§ **Task requirements**: All entries below are to be reproduced precisely as they stand, without the pictures.

◇ ◇ ◇ ◇ ◇ ◇ ◇

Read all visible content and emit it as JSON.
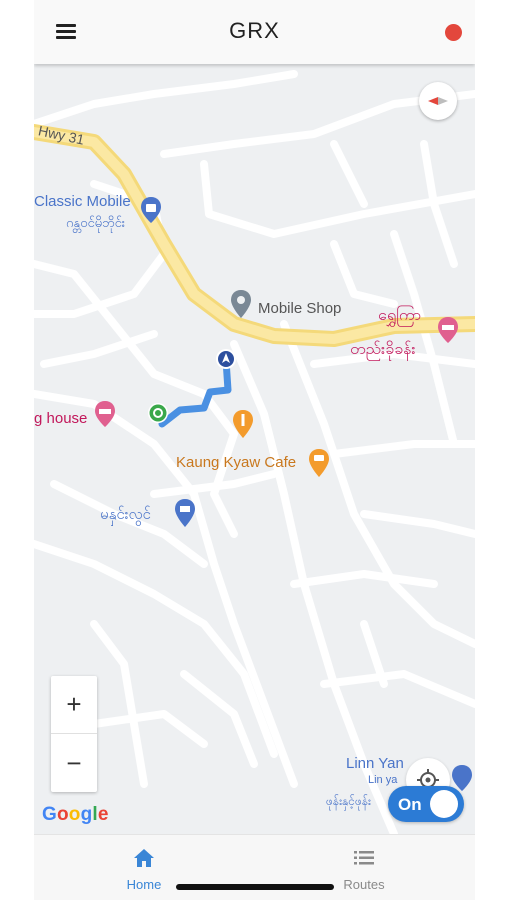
{
  "app": {
    "title": "GRX",
    "status_color": "#e3473c"
  },
  "map": {
    "labels": {
      "highway": "Hwy 31",
      "classic_mobile": "Classic Mobile",
      "classic_mobile_local": "ဂန္တဝင်မိုဘိုင်း",
      "mobile_shop": "Mobile Shop",
      "guest_house_local_1": "ရွှေကြာ",
      "guest_house_local_2": "တည်းခိုခန်း",
      "house": "g house",
      "kaung_kyaw_cafe": "Kaung Kyaw Cafe",
      "market_local": "မနှင်းလွင်",
      "linn_yan": "Linn Yan",
      "linn_ya": "Lin ya",
      "bottom_local": "ဖုန်းနှင့်ဖုန်း"
    },
    "route_color": "#4a90e2",
    "attribution": "Google"
  },
  "controls": {
    "zoom_in": "+",
    "zoom_out": "−",
    "toggle_label": "On",
    "toggle_on": true
  },
  "nav": {
    "items": [
      {
        "label": "Home",
        "icon": "home-icon",
        "active": true
      },
      {
        "label": "Routes",
        "icon": "list-icon",
        "active": false
      }
    ],
    "active_color": "#3a86d6",
    "inactive_color": "#8a8a8a"
  }
}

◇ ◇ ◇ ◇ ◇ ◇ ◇

§ **Task output**:
Read all visible content and emit it as JSON.
{
  "app": {
    "title": "GRX",
    "status_color": "#e3473c"
  },
  "map": {
    "labels": {
      "highway": "Hwy 31",
      "classic_mobile": "Classic Mobile",
      "classic_mobile_local": "ဂန္တဝင်မိုဘိုင်း",
      "mobile_shop": "Mobile Shop",
      "guest_house_local_1": "ရွှေကြာ",
      "guest_house_local_2": "တည်းခိုခန်း",
      "house": "g house",
      "kaung_kyaw_cafe": "Kaung Kyaw Cafe",
      "market_local": "မနှင်းလွင်",
      "linn_yan": "Linn Yan",
      "linn_ya": "Lin ya",
      "bottom_local": "ဖုန်းနှင့်ဖုန်း"
    },
    "route_color": "#4a90e2",
    "attribution": "Google"
  },
  "controls": {
    "zoom_in": "+",
    "zoom_out": "−",
    "toggle_label": "On",
    "toggle_on": true
  },
  "nav": {
    "items": [
      {
        "label": "Home",
        "icon": "home-icon",
        "active": true
      },
      {
        "label": "Routes",
        "icon": "list-icon",
        "active": false
      }
    ],
    "active_color": "#3a86d6",
    "inactive_color": "#8a8a8a"
  }
}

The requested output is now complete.